During the transition, one of my fears was that RR, as being portrayed in the boulevard press, would be soft on the dimension of being a Michigan Man that has to do with high ethics and impeccable standards associated with M. Finding out to the contrary has been a pleasant surprise to me. My problem is that these positive stories don't really seem to get the attention I think they deserve.
For instance, a blog search turns up this post by msoccer10 on 7-16-09, with excerpts from a story behind a Rivals paywall:
I know that Rich's football team made really significant strides in their team GPA," noted U-M Athletic Director Bill Martin. "It either is, or is very close to, the highest GPA in the recorded history of the football team. I'm very proud of that."

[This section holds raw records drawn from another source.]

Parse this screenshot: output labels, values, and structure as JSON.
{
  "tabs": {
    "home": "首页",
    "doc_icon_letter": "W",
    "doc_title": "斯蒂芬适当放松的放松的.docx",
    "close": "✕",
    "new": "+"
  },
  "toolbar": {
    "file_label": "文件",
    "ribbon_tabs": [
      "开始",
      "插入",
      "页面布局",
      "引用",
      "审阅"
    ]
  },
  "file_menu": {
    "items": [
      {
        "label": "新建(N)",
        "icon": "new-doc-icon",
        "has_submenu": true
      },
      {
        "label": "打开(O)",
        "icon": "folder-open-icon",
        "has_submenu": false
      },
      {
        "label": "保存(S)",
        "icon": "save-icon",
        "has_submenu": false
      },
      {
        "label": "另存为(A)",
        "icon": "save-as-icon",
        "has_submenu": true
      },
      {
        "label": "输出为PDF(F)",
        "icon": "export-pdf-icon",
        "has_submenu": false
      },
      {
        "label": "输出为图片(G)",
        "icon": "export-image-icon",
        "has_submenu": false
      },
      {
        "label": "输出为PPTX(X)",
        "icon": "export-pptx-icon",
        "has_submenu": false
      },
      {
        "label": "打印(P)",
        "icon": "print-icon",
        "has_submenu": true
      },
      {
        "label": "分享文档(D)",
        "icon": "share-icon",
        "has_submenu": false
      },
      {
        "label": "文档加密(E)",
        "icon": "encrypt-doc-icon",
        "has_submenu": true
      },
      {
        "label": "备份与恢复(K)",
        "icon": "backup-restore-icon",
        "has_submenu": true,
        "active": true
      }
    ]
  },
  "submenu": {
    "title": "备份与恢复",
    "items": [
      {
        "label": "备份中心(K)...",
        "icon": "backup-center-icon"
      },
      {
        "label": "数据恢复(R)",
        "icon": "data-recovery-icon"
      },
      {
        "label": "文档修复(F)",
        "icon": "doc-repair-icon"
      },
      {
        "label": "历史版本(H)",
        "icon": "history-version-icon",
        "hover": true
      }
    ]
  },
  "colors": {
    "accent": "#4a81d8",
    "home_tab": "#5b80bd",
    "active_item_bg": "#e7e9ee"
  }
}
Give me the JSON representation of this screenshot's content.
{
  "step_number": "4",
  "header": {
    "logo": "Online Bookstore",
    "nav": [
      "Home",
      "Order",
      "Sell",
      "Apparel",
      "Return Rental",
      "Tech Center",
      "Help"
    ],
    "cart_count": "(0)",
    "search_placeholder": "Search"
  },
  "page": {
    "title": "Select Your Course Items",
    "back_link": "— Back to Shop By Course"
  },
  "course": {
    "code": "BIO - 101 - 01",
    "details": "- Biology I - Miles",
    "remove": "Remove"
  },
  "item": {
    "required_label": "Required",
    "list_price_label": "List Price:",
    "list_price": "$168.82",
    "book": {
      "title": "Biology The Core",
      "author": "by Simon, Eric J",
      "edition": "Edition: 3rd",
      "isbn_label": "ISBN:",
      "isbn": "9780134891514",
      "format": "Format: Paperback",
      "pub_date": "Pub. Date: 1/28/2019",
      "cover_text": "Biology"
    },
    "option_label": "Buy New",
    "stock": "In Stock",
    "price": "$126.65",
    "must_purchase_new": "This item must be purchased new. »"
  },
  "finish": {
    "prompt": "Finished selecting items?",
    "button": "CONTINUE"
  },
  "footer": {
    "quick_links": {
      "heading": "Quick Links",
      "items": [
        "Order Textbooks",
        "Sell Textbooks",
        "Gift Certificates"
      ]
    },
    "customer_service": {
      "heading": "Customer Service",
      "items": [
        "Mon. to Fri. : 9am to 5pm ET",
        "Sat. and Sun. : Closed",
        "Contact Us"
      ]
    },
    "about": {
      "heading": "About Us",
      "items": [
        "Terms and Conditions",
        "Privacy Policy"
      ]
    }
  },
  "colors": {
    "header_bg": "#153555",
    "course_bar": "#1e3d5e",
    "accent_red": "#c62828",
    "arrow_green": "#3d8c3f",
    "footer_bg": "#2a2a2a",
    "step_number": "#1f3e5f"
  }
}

. . . The article states that the new staff are putting more emphasis on grades than the previous one.
In other words, RR is putting more emphasis on GPA than Lloyd did.
Other than this, I haven't found very much about this. To me, this is a huge story that blows a very large hole in one of the most pernicious anti-RR myths, and yet, the details (such as what that [2008-9] GPA actually was) are not to be found and the story gets buried under another Freep-faux-scandal about misplaced records concerning GPA, and so on.
Does anyone know a free source to acquire more information about UM football's team GPA, follow-ups for the current year, and so on? And can someone tell me why this isn't treated as a much, much bigger story, at least not here at Mgoblog? After all, one of CF's most ethical and respected programs is becoming even more so, and no-one is hearing about it.
That's all that needs to be said.
Despite the insufferable Drew Sharp, this interview is worth listening to:
And one good point is raised, and is worth discussing -- Brandon answers the question about "factions" without denying the premise, that indeed there are "factions" at Michigan.
And for my own part, I don't deny that "factions" might be a fact of life in some people's minds. But the question remains; who are they, and why do any factionalists cling to their opposition?
I'd have preferred that Brandon would have given this answer:
"If anyone has a problem with a member of the Michigan Athletic Department, I expect them to come to me with those concerns. If anyone goes to the press with complaints about a Michigan coach or a Michigan athlete, and they won't share those concerns with me, I shall expect that you in the press corps will make those people known to the public. I pledge to you now, and I shall guarantee to any member of the Michigan family, that I will listen to their honest concerns, and I will support everyone's honest aspirations for success at Michigan. But I won't accept any anonymous sniping. Period. And you members of the press are to be advised that I won't tolerate it through your offices, either."
Again, that is my greater point to all of the MGoBlog membership; if there is any discussion of "factions," we must put names to any complaints. We should identify any factions, and any factionalists. People need to make any complaints clear, and they need to support any allegations.
If there are "factions" out there, who won't be named, and won't be identified publicly, they can go stright to hell.